This video is the latest case of a person seriously injured by multiple taser hits from police. Angela Jones, 50, went into cardiac arrest after three hits from police at a routine traffic stop. Jones had objected to the police officers demanding to go through her purse and then tried to get back in her car when she was shot with the taser.
The officer stopped to question Jones who was stopped along the side of the road. She denied drinking but the officers removed her from the car and questioned her for 15 minutes. That seems a reasonable response since they had to be sure that she was not a DUI case. It was then that they asked her to give them her purse. She refused and said “I just don’t feel like I want you to take my purse from me.” She ran back to her car and the officer then tasered her. One officer deployed his TASER® X-26 TM three times. Jones can be heard screaming in pain as the officer yelled at her not to move . . . while tasering her. She then stopped breathing.
One officer was able to revive her with CPR on the sidewalk.
There was no illegal drug or alcohol levels in Jones’ system.

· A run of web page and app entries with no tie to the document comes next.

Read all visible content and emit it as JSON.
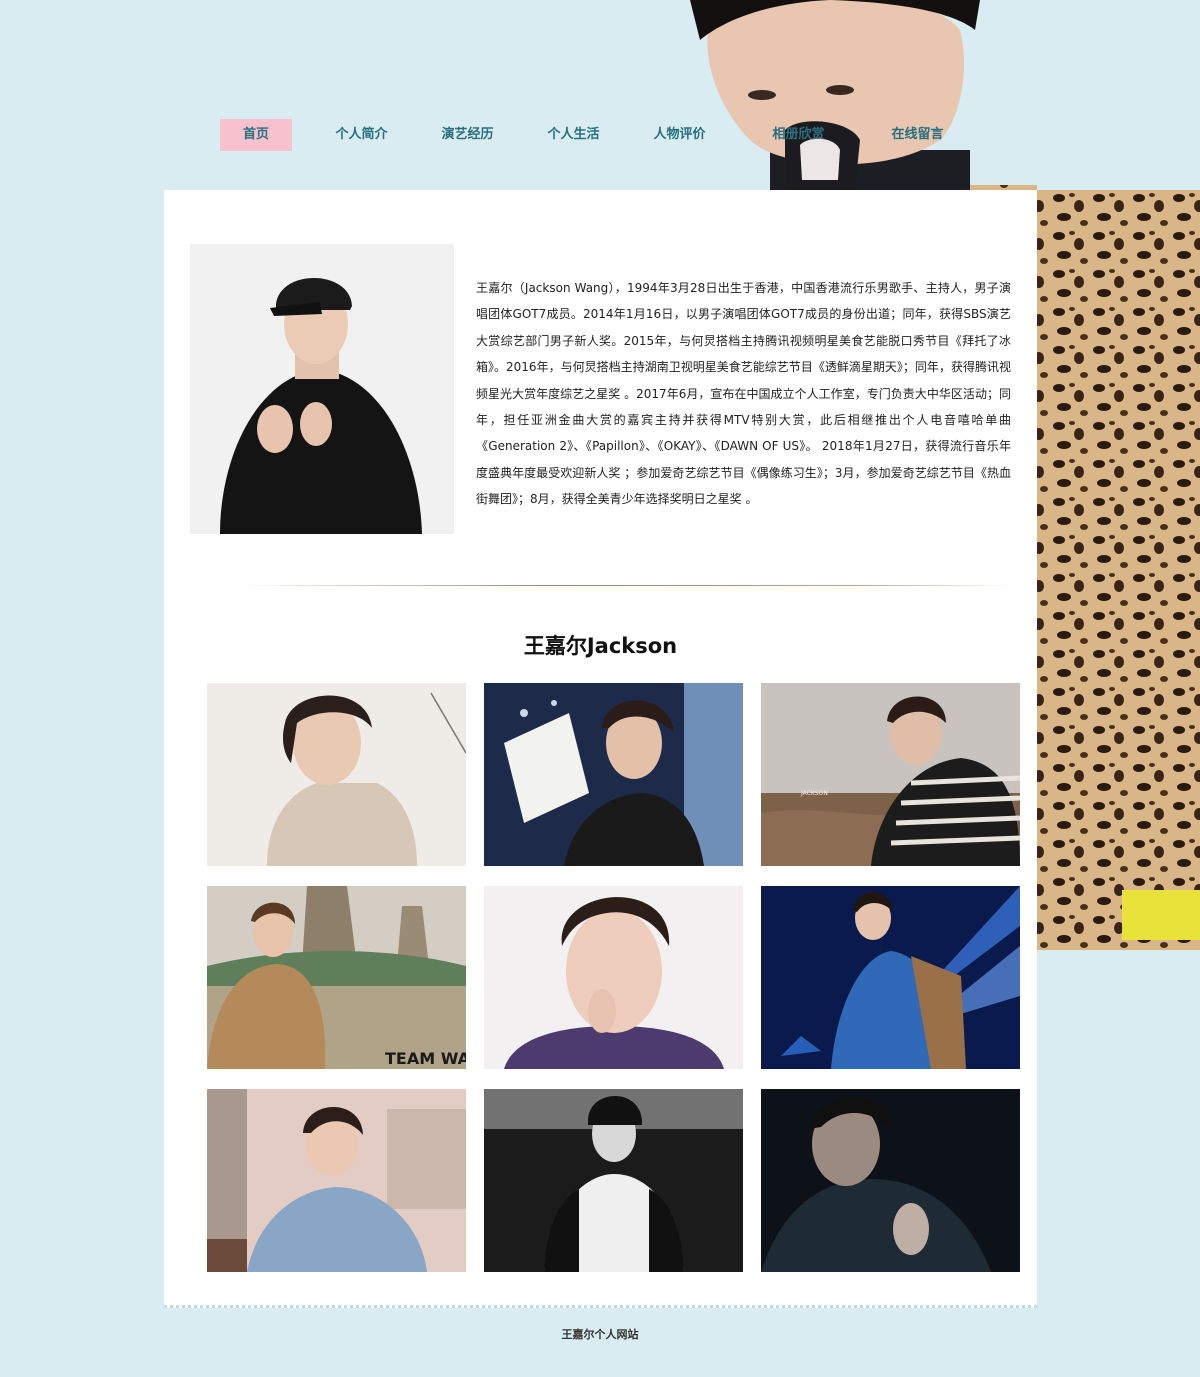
{
  "nav": {
    "items": [
      {
        "label": "首页",
        "active": true
      },
      {
        "label": "个人简介",
        "active": false
      },
      {
        "label": "演艺经历",
        "active": false
      },
      {
        "label": "个人生活",
        "active": false
      },
      {
        "label": "人物评价",
        "active": false
      },
      {
        "label": "相册欣赏",
        "active": false
      },
      {
        "label": "在线留言",
        "active": false
      }
    ]
  },
  "intro": {
    "text": "王嘉尔（Jackson Wang），1994年3月28日出生于香港，中国香港流行乐男歌手、主持人，男子演唱团体GOT7成员。2014年1月16日，以男子演唱团体GOT7成员的身份出道；同年，获得SBS演艺大赏综艺部门男子新人奖。2015年，与何炅搭档主持腾讯视频明星美食艺能脱口秀节目《拜托了冰箱》。2016年，与何炅搭档主持湖南卫视明星美食艺能综艺节目《透鲜滴星期天》；同年，获得腾讯视频星光大赏年度综艺之星奖 。2017年6月，宣布在中国成立个人工作室，专门负责大中华区活动；同年，担任亚洲金曲大赏的嘉宾主持并获得MTV特别大赏，此后相继推出个人电音嘻哈单曲《Generation 2》、《Papillon》、《OKAY》、《DAWN OF US》。 2018年1月27日，获得流行音乐年度盛典年度最受欢迎新人奖 ；参加爱奇艺综艺节目《偶像练习生》；3月，参加爱奇艺综艺节目《热血街舞团》；8月，获得全美青少年选择奖明日之星奖 。"
  },
  "gallery": {
    "title": "王嘉尔Jackson",
    "photos": [
      {
        "caption": ""
      },
      {
        "caption": ""
      },
      {
        "caption": "JACKSON"
      },
      {
        "caption": "TEAM WANG"
      },
      {
        "caption": ""
      },
      {
        "caption": ""
      },
      {
        "caption": ""
      },
      {
        "caption": ""
      },
      {
        "caption": ""
      }
    ]
  },
  "footer": {
    "text": "王嘉尔个人网站"
  }
}
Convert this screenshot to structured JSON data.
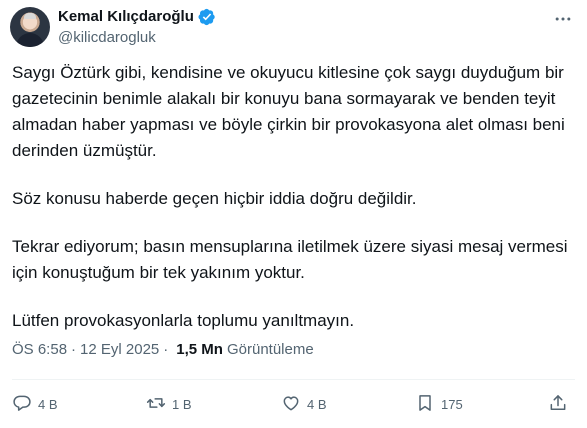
{
  "author": {
    "display_name": "Kemal Kılıçdaroğlu",
    "handle": "@kilicdarogluk"
  },
  "tweet": {
    "paragraphs": [
      "Saygı Öztürk gibi, kendisine ve okuyucu kitlesine çok saygı duyduğum bir gazetecinin benimle alakalı bir konuyu bana sormayarak ve benden teyit almadan haber yapması ve böyle çirkin bir provokasyona alet olması beni derinden üzmüştür.",
      "Söz konusu haberde geçen hiçbir iddia doğru değildir.",
      "Tekrar ediyorum; basın mensuplarına iletilmek üzere siyasi mesaj vermesi için konuştuğum bir tek yakınım yoktur.",
      "Lütfen provokasyonlarla toplumu yanıltmayın."
    ]
  },
  "meta": {
    "time": "ÖS 6:58",
    "separator": "·",
    "date": "12 Eyl 2025",
    "separator2": "·",
    "views_count": "1,5 Mn",
    "views_label": "Görüntüleme"
  },
  "actions": {
    "replies": "4 B",
    "reposts": "1 B",
    "likes": "4 B",
    "bookmarks": "175"
  },
  "colors": {
    "verified": "#1d9bf0",
    "secondary_text": "#536471",
    "primary_text": "#0f1419"
  },
  "icons": {
    "verified": "verified-badge-icon",
    "more": "more-dots-icon",
    "reply": "reply-icon",
    "repost": "repost-icon",
    "like": "heart-icon",
    "bookmark": "bookmark-icon",
    "share": "share-icon"
  }
}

Nevertheless, police charged her with resisting arrest and possession of less than one ounce of pot. It is not clear what she was being arrested for at the time. We have previously seen cases where alleged abusive police conduct results in questionable charges against a victim — an incentive to settle the claims against the police and a rationalization of the alleged abuse. In this case, I am curious as to why a driver cannot refuse to hand over her bag. If they were arresting her, they can search the car and the purse at incident to the arrest or as part of the custodial exception at booking. They would not have to ask permission.
Then there is the controversial use of the tasers, including shooting people in the chest (which the manufacturer warns against). Police too often use tasers where they would previously physically restrain a person. The speed with which tasers are deployed in many cases has drawn widespread criticism. There is a growing view that tasers are becoming the instant response of many officers to any resistance or problem.

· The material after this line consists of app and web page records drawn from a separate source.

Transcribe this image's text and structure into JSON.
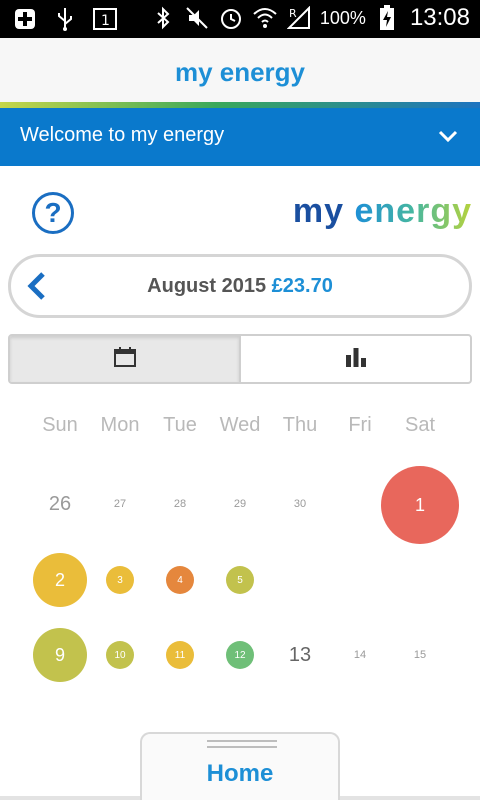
{
  "status_bar": {
    "battery_percent": "100%",
    "time": "13:08",
    "icons": [
      "add-icon",
      "usb-icon",
      "sim-icon",
      "bluetooth-icon",
      "mute-icon",
      "alarm-icon",
      "wifi-icon",
      "signal-icon",
      "battery-charging-icon"
    ]
  },
  "app_bar": {
    "title": "my energy"
  },
  "welcome": {
    "text": "Welcome to my energy"
  },
  "logo": {
    "part1": "my ",
    "part2": "energy"
  },
  "month_selector": {
    "month": "August 2015",
    "amount": "£23.70"
  },
  "calendar": {
    "weekdays": [
      "Sun",
      "Mon",
      "Tue",
      "Wed",
      "Thu",
      "Fri",
      "Sat"
    ],
    "days": [
      {
        "label": "26"
      },
      {
        "label": "27"
      },
      {
        "label": "28"
      },
      {
        "label": "29"
      },
      {
        "label": "30"
      },
      {
        "label": "1"
      },
      {
        "label": "2"
      },
      {
        "label": "3"
      },
      {
        "label": "4"
      },
      {
        "label": "5"
      },
      {
        "label": "9"
      },
      {
        "label": "10"
      },
      {
        "label": "11"
      },
      {
        "label": "12"
      },
      {
        "label": "13"
      },
      {
        "label": "14"
      },
      {
        "label": "15"
      }
    ]
  },
  "bottom": {
    "home_label": "Home"
  },
  "colors": {
    "accent": "#1d8fd6",
    "header_blue": "#0a79cc",
    "red": "#e8675c",
    "yellow": "#eabd3a",
    "orange": "#e5873d",
    "olive": "#c2c24d",
    "green": "#6fbf78"
  }
}
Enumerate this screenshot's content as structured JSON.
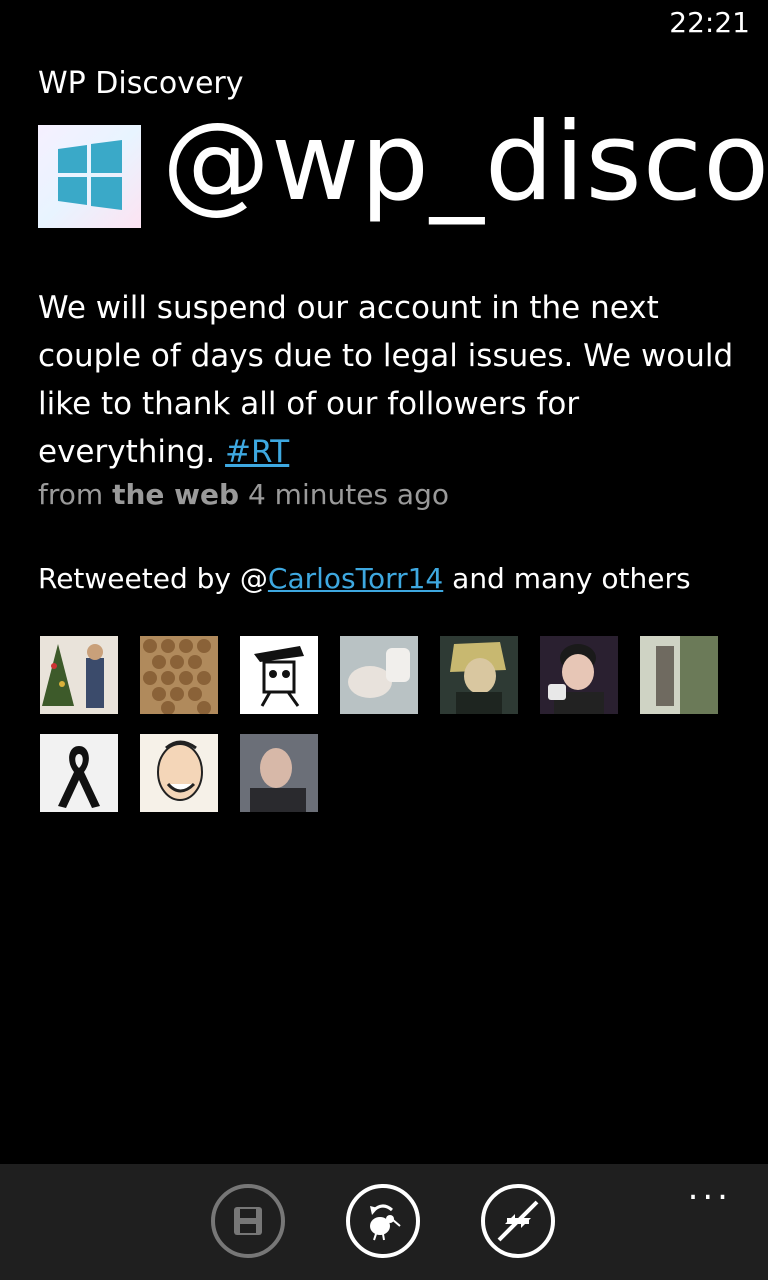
{
  "status": {
    "time": "22:21"
  },
  "app": {
    "title": "WP Discovery"
  },
  "profile": {
    "handle": "@wp_discov",
    "avatar_icon": "windows-logo-icon"
  },
  "tweet": {
    "text": "We will suspend our account in the next couple of days due to legal issues. We would like to thank all of our followers for everything.",
    "hashtag": "#RT",
    "source_prefix": "from",
    "source": "the web",
    "time_ago": "4 minutes ago"
  },
  "retweet": {
    "prefix": "Retweeted by @",
    "user": "CarlosTorr14",
    "suffix": "and many others"
  },
  "retweeters": [
    {
      "name": "retweeter-avatar"
    },
    {
      "name": "retweeter-avatar"
    },
    {
      "name": "retweeter-avatar"
    },
    {
      "name": "retweeter-avatar"
    },
    {
      "name": "retweeter-avatar"
    },
    {
      "name": "retweeter-avatar"
    },
    {
      "name": "retweeter-avatar"
    },
    {
      "name": "retweeter-avatar"
    },
    {
      "name": "retweeter-avatar"
    },
    {
      "name": "retweeter-avatar"
    }
  ],
  "appbar": {
    "buttons": [
      "save-icon",
      "retweet-icon",
      "unfollow-icon"
    ],
    "more": "..."
  },
  "colors": {
    "link": "#3ea8e0",
    "appbar": "#1f1f1f",
    "meta": "#9a9a9a"
  }
}
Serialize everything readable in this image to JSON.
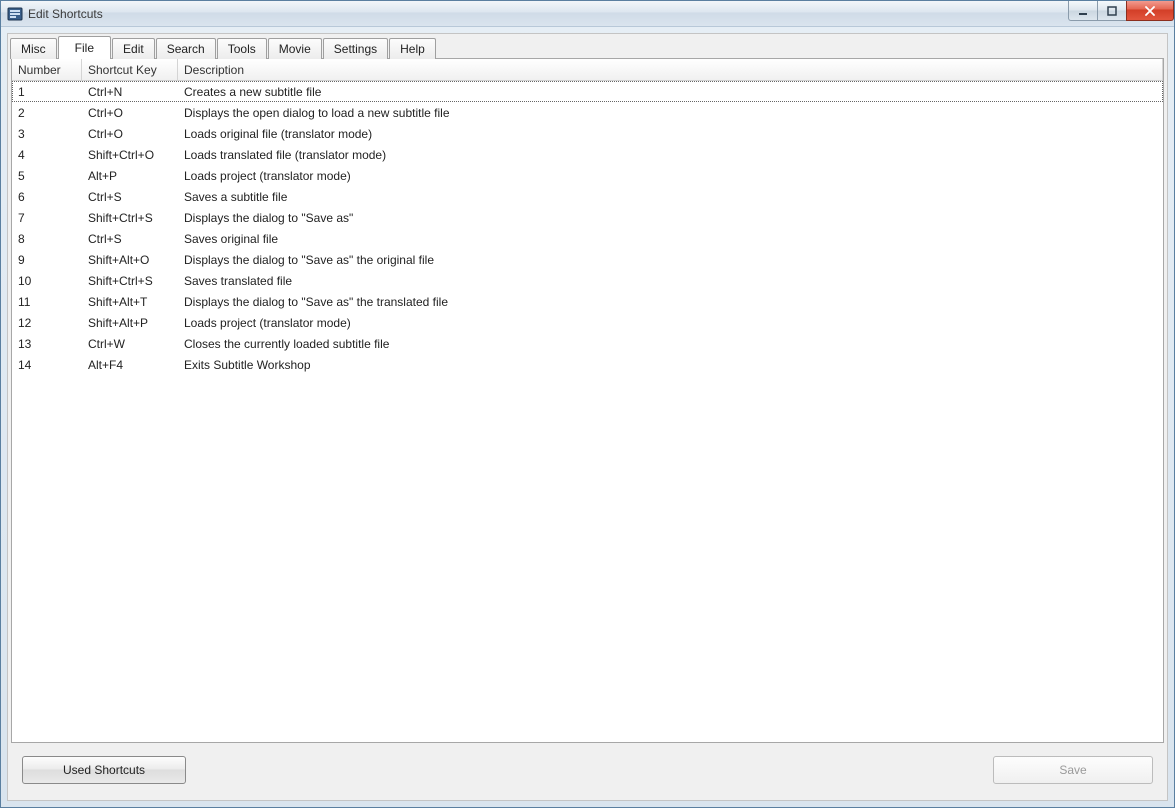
{
  "window": {
    "title": "Edit Shortcuts"
  },
  "tabs": [
    {
      "label": "Misc",
      "active": false
    },
    {
      "label": "File",
      "active": true
    },
    {
      "label": "Edit",
      "active": false
    },
    {
      "label": "Search",
      "active": false
    },
    {
      "label": "Tools",
      "active": false
    },
    {
      "label": "Movie",
      "active": false
    },
    {
      "label": "Settings",
      "active": false
    },
    {
      "label": "Help",
      "active": false
    }
  ],
  "columns": {
    "number": "Number",
    "shortcut_key": "Shortcut Key",
    "description": "Description"
  },
  "rows": [
    {
      "number": "1",
      "key": "Ctrl+N",
      "desc": "Creates a new subtitle file"
    },
    {
      "number": "2",
      "key": "Ctrl+O",
      "desc": "Displays the open dialog to load a new subtitle file"
    },
    {
      "number": "3",
      "key": "Ctrl+O",
      "desc": "Loads original file (translator mode)"
    },
    {
      "number": "4",
      "key": "Shift+Ctrl+O",
      "desc": "Loads translated file (translator mode)"
    },
    {
      "number": "5",
      "key": "Alt+P",
      "desc": "Loads project (translator mode)"
    },
    {
      "number": "6",
      "key": "Ctrl+S",
      "desc": "Saves a subtitle file"
    },
    {
      "number": "7",
      "key": "Shift+Ctrl+S",
      "desc": "Displays the dialog to \"Save as\""
    },
    {
      "number": "8",
      "key": "Ctrl+S",
      "desc": "Saves original file"
    },
    {
      "number": "9",
      "key": "Shift+Alt+O",
      "desc": "Displays the dialog to \"Save as\" the original file"
    },
    {
      "number": "10",
      "key": "Shift+Ctrl+S",
      "desc": "Saves translated file"
    },
    {
      "number": "11",
      "key": "Shift+Alt+T",
      "desc": "Displays the dialog to \"Save as\" the translated file"
    },
    {
      "number": "12",
      "key": "Shift+Alt+P",
      "desc": "Loads project (translator mode)"
    },
    {
      "number": "13",
      "key": "Ctrl+W",
      "desc": "Closes the currently loaded subtitle file"
    },
    {
      "number": "14",
      "key": "Alt+F4",
      "desc": "Exits Subtitle Workshop"
    }
  ],
  "buttons": {
    "used_shortcuts": "Used Shortcuts",
    "save": "Save"
  }
}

When Jones runs back into the car, I do think that there was legitimate concern by the officers that she might be grabbing a weapon. It is certainly an uncommon response even when arguing over a search. That makes this routine traffic stop less routine in the end. However, the need to use the taser — particularly three times — remains a question. My greatest concern is the criminal charge since I fail to see the basis for the arrest before the tasering.
What do you think?